### EXERCISE
All of the data below should be repeated exactly. Pictures should not be included.

┌─ AVAILABLE DATA

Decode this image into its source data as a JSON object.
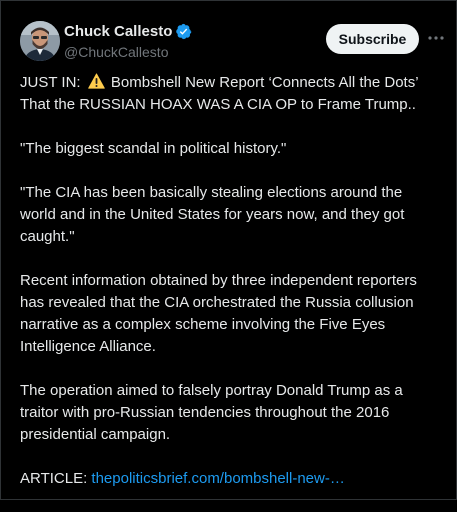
{
  "colors": {
    "background": "#000000",
    "text": "#e7e9ea",
    "secondary": "#71767b",
    "link": "#1d9bf0",
    "verified": "#1d9bf0",
    "subscribe_bg": "#eff3f4",
    "warning": "#ffcc4d"
  },
  "author": {
    "display_name": "Chuck Callesto",
    "handle": "@ChuckCallesto",
    "verified_icon": "verified-badge-icon",
    "avatar_icon": "avatar"
  },
  "header": {
    "subscribe_label": "Subscribe",
    "more_icon": "more-horizontal-icon"
  },
  "post": {
    "line1_prefix": "JUST IN: ",
    "warning_icon": "warning-emoji-icon",
    "line1_suffix": " Bombshell New Report ‘Connects All the Dots’ That the RUSSIAN HOAX WAS A CIA OP to Frame Trump..",
    "p2": "\"The biggest scandal in political history.\"",
    "p3": "\"The CIA has been basically stealing elections around the world and in the United States for years now, and they got caught.\"",
    "p4": "Recent information obtained by three independent reporters has revealed that the CIA orchestrated the Russia collusion narrative as a complex scheme involving the Five Eyes Intelligence Alliance.",
    "p5": "The operation aimed to falsely portray Donald Trump as a traitor with pro-Russian tendencies throughout the 2016 presidential campaign.",
    "article_label": "ARTICLE: ",
    "article_link": "thepoliticsbrief.com/bombshell-new-…"
  }
}
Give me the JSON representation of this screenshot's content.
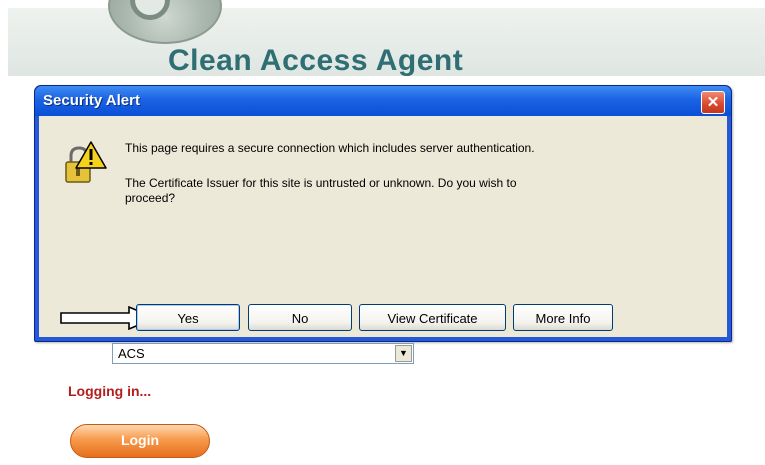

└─

### WRITTEN RESPONSE
Decode this image into its source data as a JSON object.
{
  "colors": {
    "background": "#000000",
    "text": "#e7e9ea",
    "secondary": "#71767b",
    "link": "#1d9bf0",
    "verified": "#1d9bf0",
    "subscribe_bg": "#eff3f4",
    "warning": "#ffcc4d"
  },
  "author": {
    "display_name": "Chuck Callesto",
    "handle": "@ChuckCallesto",
    "verified_icon": "verified-badge-icon",
    "avatar_icon": "avatar"
  },
  "header": {
    "subscribe_label": "Subscribe",
    "more_icon": "more-horizontal-icon"
  },
  "post": {
    "line1_prefix": "JUST IN: ",
    "warning_icon": "warning-emoji-icon",
    "line1_suffix": " Bombshell New Report ‘Connects All the Dots’ That the RUSSIAN HOAX WAS A CIA OP to Frame Trump..",
    "p2": "\"The biggest scandal in political history.\"",
    "p3": "\"The CIA has been basically stealing elections around the world and in the United States for years now, and they got caught.\"",
    "p4": "Recent information obtained by three independent reporters has revealed that the CIA orchestrated the Russia collusion narrative as a complex scheme involving the Five Eyes Intelligence Alliance.",
    "p5": "The operation aimed to falsely portray Donald Trump as a traitor with pro-Russian tendencies throughout the 2016 presidential campaign.",
    "article_label": "ARTICLE: ",
    "article_link": "thepoliticsbrief.com/bombshell-new-…"
  }
}
Give me the JSON representation of this screenshot's content.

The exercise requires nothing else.